Screens at CIFF: 10/14 & 10/16 & 10/18
World premiere: 5 August, 2011, Poland
The Mole is a well-considered, quietly ambivalent film about the scars of living in a democratic country where totalitarianism happened recently enough that not-so-old people can still remember the time that the man buying eggs in the grocery store turned his neighbor in to the Soviets. When it does not work, which is often enough that the film as a whole feels like it's holding your hand more often than is actually the case; the frustratingly neat & tidy ending, at any rate, does not help with this impression.
At any rate, The Mole's study of Poland in the early '80s vs. Poland now adopts a new perspective on this faintly well-worn subject matter: it's not told via the recollections of a person who was there, but through a youngish man who was not quite yet born at the time of the 1981 event that drives the bulk of the conflict.

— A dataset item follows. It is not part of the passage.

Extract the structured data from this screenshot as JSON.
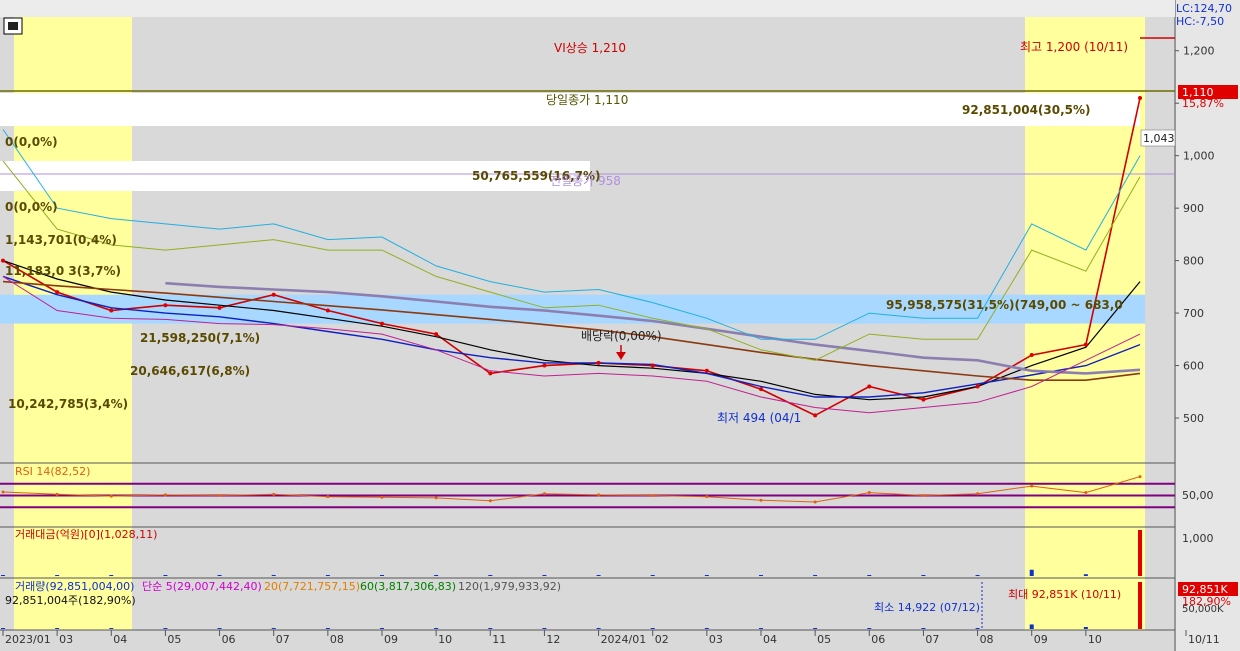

Pawel Kowal (Borys Szyc) and his wife and child live with his father, Zygmunt (Marian Dziedziel), and the two men work together selling rags. Not a lucrative business, one might think, but they seem to do well enough for themselves that the family can live decently, while Ewa (Magdalena Czerwinska), Pawel's wife, is in graduate school.
Things get screwy when rumors start to rumble along that Zygmunt was at one point a Soviet spy in the local mining union, and that even worse, he had in that capacity performed an instrumental role in inciting a riot that resulted in a whole lot of dead Poles and a much reduced stock of militant revolutionaries for the Russians to deal with. These rumors grow as rumors do until the whole town has turned on Zygmunt, though Pawel of course refuses to turn on his father, even after Zygmunt refuses to return from a trip into France, a rather awkward fact to deal with when one is trying to convince everybody that he is completely innocent and has nothing to hide.
The Mole is as much about a generational conflict as it is about the political history of Poland; between Pawel and the people old enough to remember that riot and the terrible aftermath. For the young man, it's literally a lifetime away; his idea of the modern Poland (revealed in a particularly angry confrontation with his uncle, who is paranoiacally convinced that "the Reds" are deliberately railroading Zygmunt) does not have much room for re-fighting ideological battles of thirty years ago. It's a different approach to material that has been thoroughly strip-mined by Central and Eastern European filmmakers since the fall of the Soviet Union (and even this is not by any stretch of the imagination a wildly new way of approaching this topic, but it is certainly a rarer and subtler way of looking at the topic), and Lewandowski's handling of the conflict is smart and restrained, particularly in the latter parts of the film, where Pawel must deal not with the rabid hatred of the rest of his community, but also with his own doubts to his father's innocence: Szyc's unshowy performance moves through a great many emotional registers in a fairly small amount of time, and Lewandowski makes excellent use of the actor's subtlety to do a whole lot more showing in The Mole than telling.
And for that reason, it's annoying when the film decides to reward the audience for the hard work of having to observe and make connections for ourselves with a lumpen, obvious ending that opens up into full-on thriller territory - and I am fine, by the way, with that. Given that this is a movie, it's not surprising that SPOILER Zygmunt turns to out to be just exactly the mole he was accused of being, and Pawel's mission to clear his name makes sense and is, legitimately thrilling. But the last five minutes or maybe slightly more are just trash: completely upending the moral universe the film has built up so slyly and patiently, and not even doing it to raise some moral question; not even, apparently, realising that it raises that question.
That, on top of the film's semi-frequent drift into haranguing us with "You don't understand Poland today!"/"You don't understand history" arguments that literalise the themes in an entirely unwelcome fashion, leave The Mole working worse, in sum, than it does in aggregate. So many of the scenes have such a bite to them - an icy, low-key fight between Pawel and Ewa, or a nationalistic meeting of expatriate Poles that is patriotic and vaguely condescending in the same breath - that I could easily remember only the shorter version of the movie that is largely without broken patches; and instead, I have the distinct sense that the movie is far shallower than those individual moments should allow for. It's a noble near-miss, then, The Mole is, and while it's a thoughtful and at times genuinely exciting way to spend two hours, it's certainly not a lasting, massively important work of cinema.